The House passed a controversial “assault weapons” ban on Friday just before their summer recess and Speaker Nancy Pelosi’s publicity trip to the Pacific region and Taiwan. The bill made it through by the narrowest of margins, thanks to two Republican members who went along with 215 Democrats. The bill now advances to the Senate, where it has virtually no chance of passage.
The “Assault Weapons Ban of 2022” passed in the House by a 217-213 vote, with five Democrats voting against the measure.
The bill is designed to ban the manufacture, sale, import, or transfer of “semiautomatic assault weapons.” It excludes rifles that are already owned, are antiques, or are part of classes of permitted hunting and sporting weapons. The bill would not apply to the military, law enforcement, or retired law enforcement officers.
Rep. Jim Jordan (R-OH) expressed the sentiment of almost every House Republican, saying the bill will not make communities safer because it takes constitutionally protected weapons away from civilians who use them for self-defense.
Among House Democrats, Reps. Henry Cuellar (D-TX), Jared Golden (D-ME), Vicente Gonzalez (D-TX), Ron Kind (D-WI), and Kurt Schrader (D-OR) voted against the bill.

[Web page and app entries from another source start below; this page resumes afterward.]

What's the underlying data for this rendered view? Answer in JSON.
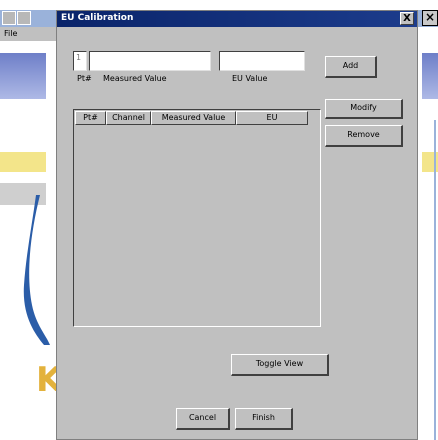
{
  "background_app": {
    "menu": {
      "file_label": "File"
    },
    "logo_letter": "K"
  },
  "dialog": {
    "title": "EU Calibration",
    "inputs": {
      "pt_value": "1",
      "measured_value": "",
      "eu_value": ""
    },
    "input_labels": {
      "pt": "Pt#",
      "measured": "Measured Value",
      "eu": "EU Value"
    },
    "table": {
      "columns": [
        "Pt#",
        "Channel",
        "Measured Value",
        "EU"
      ],
      "rows": []
    },
    "buttons": {
      "add": "Add",
      "modify": "Modify",
      "remove": "Remove",
      "toggle_view": "Toggle View",
      "cancel": "Cancel",
      "finish": "Finish",
      "close": "X"
    }
  }
}
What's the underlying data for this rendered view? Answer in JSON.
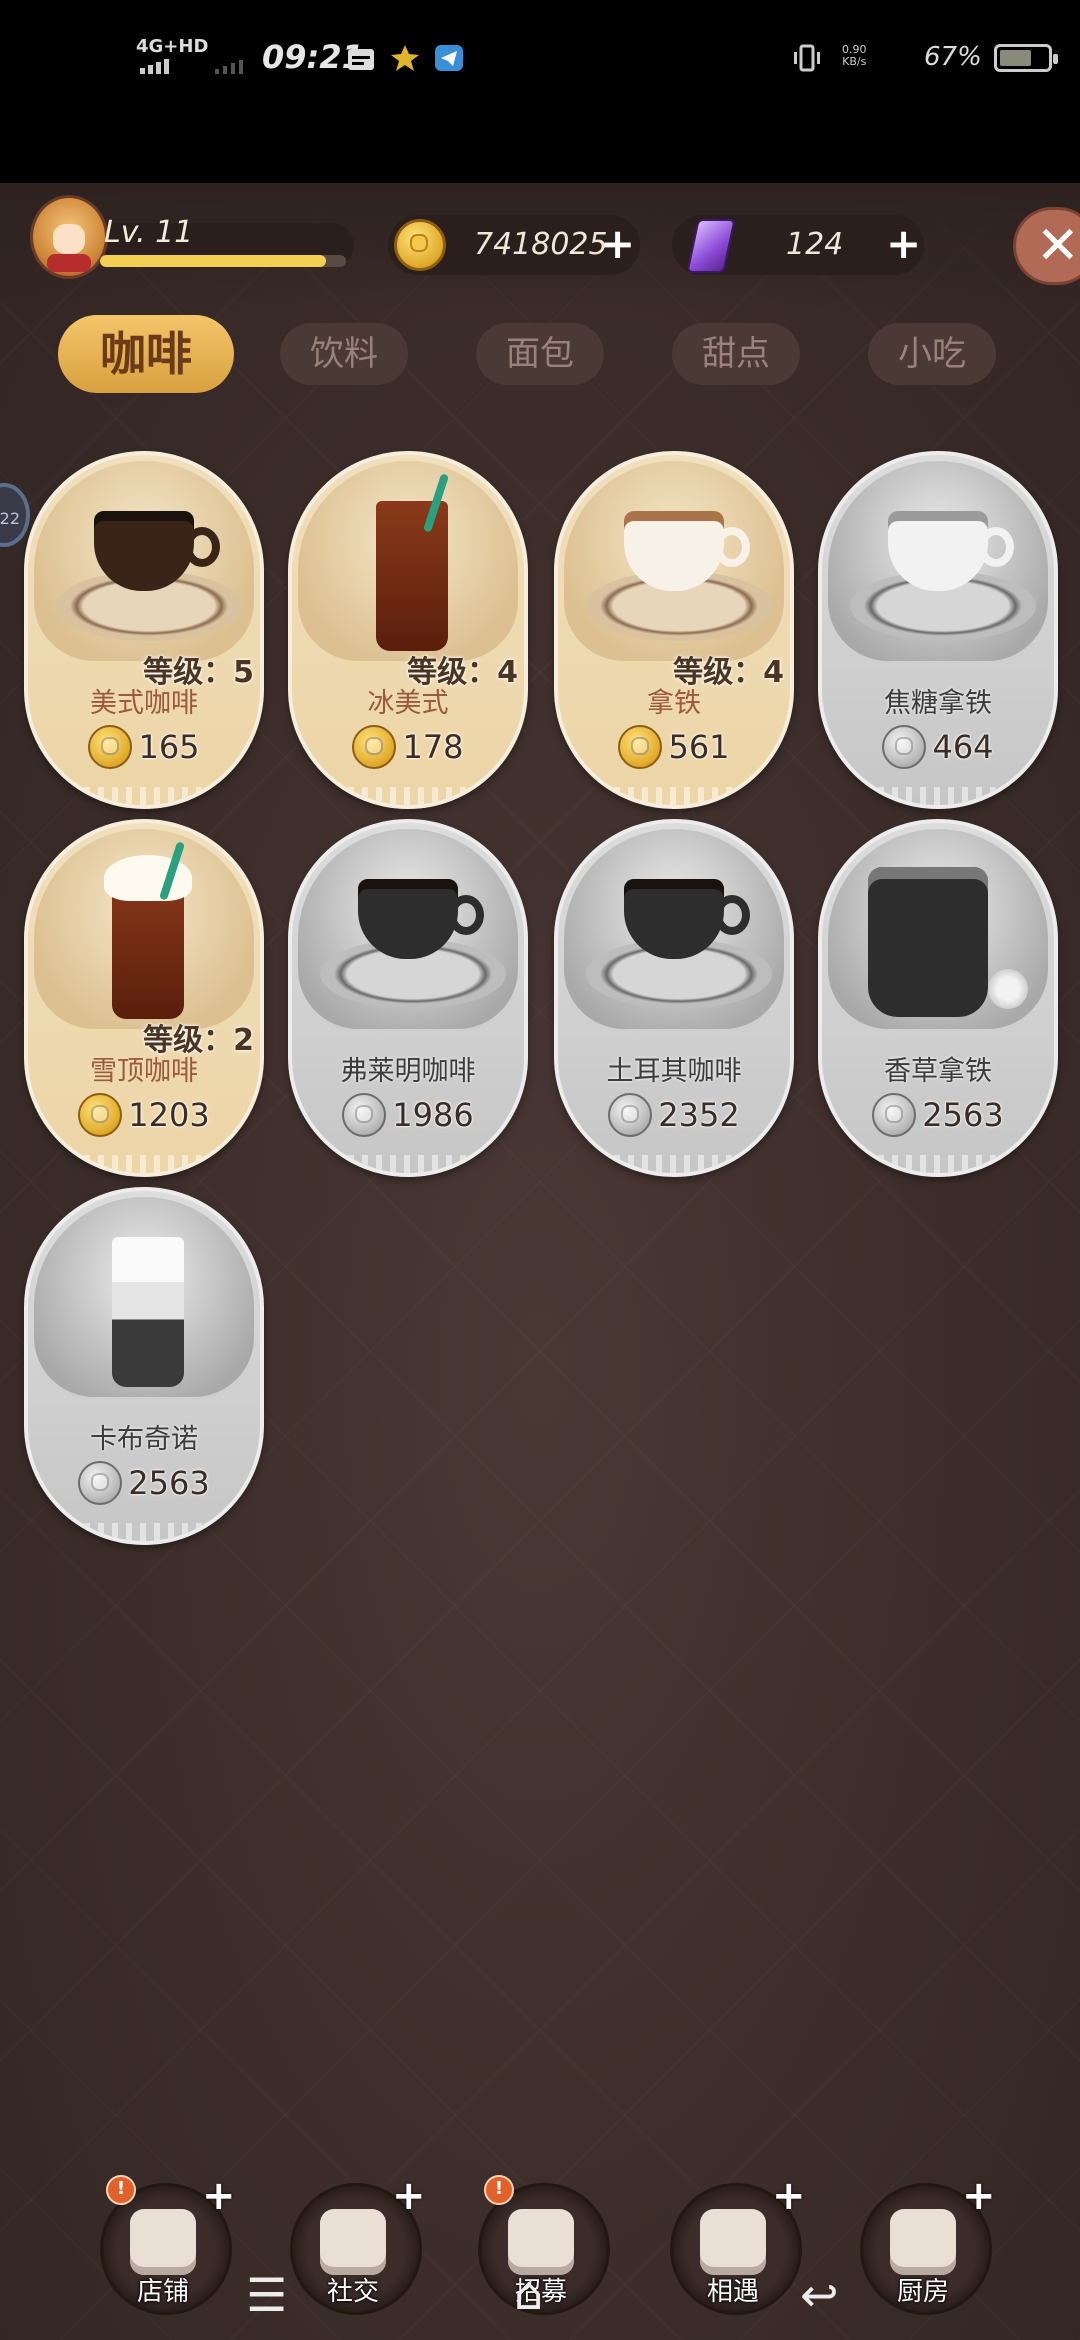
{
  "status_bar": {
    "network": "4G+HD",
    "time": "09:21",
    "net_speed_value": "0.90",
    "net_speed_unit": "KB/s",
    "battery": "67%",
    "battery_level": 0.67,
    "icons": [
      "calendar-icon",
      "star-icon",
      "telegram-icon",
      "vibrate-icon"
    ]
  },
  "hud": {
    "level_label": "Lv. 11",
    "level_progress": 0.92,
    "coins": "7418025",
    "gems": "124",
    "plus_symbol": "+",
    "close_symbol": "✕"
  },
  "tabs": [
    {
      "label": "咖啡",
      "active": true
    },
    {
      "label": "饮料",
      "active": false
    },
    {
      "label": "面包",
      "active": false
    },
    {
      "label": "甜点",
      "active": false
    },
    {
      "label": "小吃",
      "active": false
    }
  ],
  "side_indicator": "22",
  "items": [
    {
      "name": "美式咖啡",
      "level": "等级：5",
      "price": "165",
      "unlocked": true,
      "art": "black-coffee-cup"
    },
    {
      "name": "冰美式",
      "level": "等级：4",
      "price": "178",
      "unlocked": true,
      "art": "iced-americano-glass"
    },
    {
      "name": "拿铁",
      "level": "等级：4",
      "price": "561",
      "unlocked": true,
      "art": "latte-cup"
    },
    {
      "name": "焦糖拿铁",
      "level": "",
      "price": "464",
      "unlocked": false,
      "art": "caramel-latte-cup"
    },
    {
      "name": "雪顶咖啡",
      "level": "等级：2",
      "price": "1203",
      "unlocked": true,
      "art": "float-coffee-glass"
    },
    {
      "name": "弗莱明咖啡",
      "level": "",
      "price": "1986",
      "unlocked": false,
      "art": "flemish-coffee-cup"
    },
    {
      "name": "土耳其咖啡",
      "level": "",
      "price": "2352",
      "unlocked": false,
      "art": "turkish-coffee-cup"
    },
    {
      "name": "香草拿铁",
      "level": "",
      "price": "2563",
      "unlocked": false,
      "art": "vanilla-latte-mug"
    },
    {
      "name": "卡布奇诺",
      "level": "",
      "price": "2563",
      "unlocked": false,
      "art": "cappuccino-glass"
    }
  ],
  "bottom_nav": [
    {
      "label": "店铺",
      "icon": "shop-icon",
      "badge": "!",
      "plus": "+"
    },
    {
      "label": "社交",
      "icon": "coffee-social-icon",
      "badge": "",
      "plus": "+"
    },
    {
      "label": "招募",
      "icon": "recruit-door-icon",
      "badge": "!",
      "plus": ""
    },
    {
      "label": "相遇",
      "icon": "handshake-icon",
      "badge": "",
      "plus": "+"
    },
    {
      "label": "厨房",
      "icon": "kitchen-pan-icon",
      "badge": "",
      "plus": "+"
    }
  ],
  "system_nav": {
    "menu": "☰",
    "home": "⌂",
    "back": "↩"
  }
}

Golden has consistently voted against gun control measures in the past, including a bill that would have created a national “red-flag” law and that would have raised the minimum age to purchase a semiautomatic firearm to 21.
Cuellar said during the debate on the bill that he does not “believe in bans on weapons.”
Schrader said that the bill is the same measure that “destroyed the Democrats in ‘94.” He asked rhetorically, “Do we really have a death wish list as Democrats?”
The two GOP members who allowed the bill to pass were Reps. Brian Fitzpatrick (R-PA) and Chris Jacobs (R-NY). Without both of their votes, the bill would have failed on the House floor.
Jacobs issued a statement claiming that he supports the Second Amendment, despite his vote. He said that he is not in favor of “easy access to high-powered semiautomatic weapons” although his vote was for an outright ban.
Jacobs is not running for re-election.
Senate Majority Leader Chuck Schumer (D-NY) will have to get 10 Republicans to support the bill along with all 50 Democrat senators to override the legislative filibuster rule. It is expected that Republican opposition in the Senate will be nearly unanimous.